Babies of first time mums showed significantly more pain before the needle was inserted as well as during the first vaccination than those of more experienced mothers, the study concludes. These results were consistent regardless of the mother's mental state.
Also, all mothers - irrespective of whether they had previously had children or not - overestimated how painful their children had found their vaccination.
The study appears in the Journal of Reproductive and Infant Psychology.
Lead researcher, Nadja Reissland, from Durham University's Department of Psychology, says in a statement: "Most mothers tend to feel a bit apprehensive about taking their baby to their first immunisations but for first-time mums it is a bit more daunting. These results show that a mother’s anxiety and distress is somehow 'felt' by the baby who in turn shows more pain.

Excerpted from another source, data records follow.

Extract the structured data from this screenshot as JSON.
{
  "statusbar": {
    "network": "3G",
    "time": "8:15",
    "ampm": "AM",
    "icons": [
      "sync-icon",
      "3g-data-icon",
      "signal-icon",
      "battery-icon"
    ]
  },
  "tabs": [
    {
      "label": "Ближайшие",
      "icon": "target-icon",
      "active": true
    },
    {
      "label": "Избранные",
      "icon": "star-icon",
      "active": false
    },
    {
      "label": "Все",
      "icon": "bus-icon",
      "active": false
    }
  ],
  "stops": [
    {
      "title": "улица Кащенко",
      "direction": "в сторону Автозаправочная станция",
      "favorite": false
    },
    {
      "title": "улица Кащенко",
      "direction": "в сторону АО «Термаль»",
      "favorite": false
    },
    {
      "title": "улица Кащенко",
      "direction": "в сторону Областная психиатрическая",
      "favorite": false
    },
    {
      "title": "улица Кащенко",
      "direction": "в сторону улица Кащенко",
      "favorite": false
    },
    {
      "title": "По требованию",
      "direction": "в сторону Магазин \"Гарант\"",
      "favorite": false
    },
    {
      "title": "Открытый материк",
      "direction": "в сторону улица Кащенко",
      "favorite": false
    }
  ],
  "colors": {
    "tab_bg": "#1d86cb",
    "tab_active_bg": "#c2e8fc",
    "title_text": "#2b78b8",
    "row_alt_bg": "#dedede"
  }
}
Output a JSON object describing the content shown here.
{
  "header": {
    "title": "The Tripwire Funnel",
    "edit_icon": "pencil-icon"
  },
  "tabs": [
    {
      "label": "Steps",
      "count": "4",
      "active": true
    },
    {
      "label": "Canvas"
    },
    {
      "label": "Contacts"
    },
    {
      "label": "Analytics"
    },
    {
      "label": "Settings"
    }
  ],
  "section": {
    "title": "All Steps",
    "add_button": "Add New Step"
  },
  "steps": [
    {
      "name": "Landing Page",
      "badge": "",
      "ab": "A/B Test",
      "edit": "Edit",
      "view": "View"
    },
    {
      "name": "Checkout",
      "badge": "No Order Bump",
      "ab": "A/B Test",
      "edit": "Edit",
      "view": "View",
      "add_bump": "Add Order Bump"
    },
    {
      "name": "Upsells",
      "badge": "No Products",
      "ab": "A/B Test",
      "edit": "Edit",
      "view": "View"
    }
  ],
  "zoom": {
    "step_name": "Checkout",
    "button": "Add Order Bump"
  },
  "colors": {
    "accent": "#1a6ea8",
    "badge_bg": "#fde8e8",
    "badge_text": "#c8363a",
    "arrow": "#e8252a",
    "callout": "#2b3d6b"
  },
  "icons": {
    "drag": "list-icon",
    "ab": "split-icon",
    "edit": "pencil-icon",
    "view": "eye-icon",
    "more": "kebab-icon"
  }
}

"It is possible that first-time mothers get more stressed about taking their baby for their immunisations due to the unfamiliarity of the process, and how much pain they believe their babies are in could stop them from taking their babies for follow up vaccinations. This could result in children having incomplete immunisations.
"It is important that first-time mothers feel reasonably comfortable about the experience to reduce theirs and their babies’ anxiety."
Dr David Elliman, immunisation expert for the Royal College of Paediatrics and Child Health says in a statement: "Vaccinating children is extremely important in order to protect them from infectious diseases.
"It’s extremely common for children to become nervous just before doctors carry out these vaccinations, so the mothers' behaviour during this time is very important in reducing the pain felt by their baby when being immunised - something this study emphasises."
An analysis of the study carried out for NHS Choices says the findings should be viewed with caution, partly because of the small size of the study and partly because "other factors could have affected how the babies reacted, including their particular mood at the time".
However, it says first-time mums might benefit from being given more information about what happens during routine childhood vaccinations so they are better prepared for the event.
The authors of the Durham study acknowledge that further research is needed.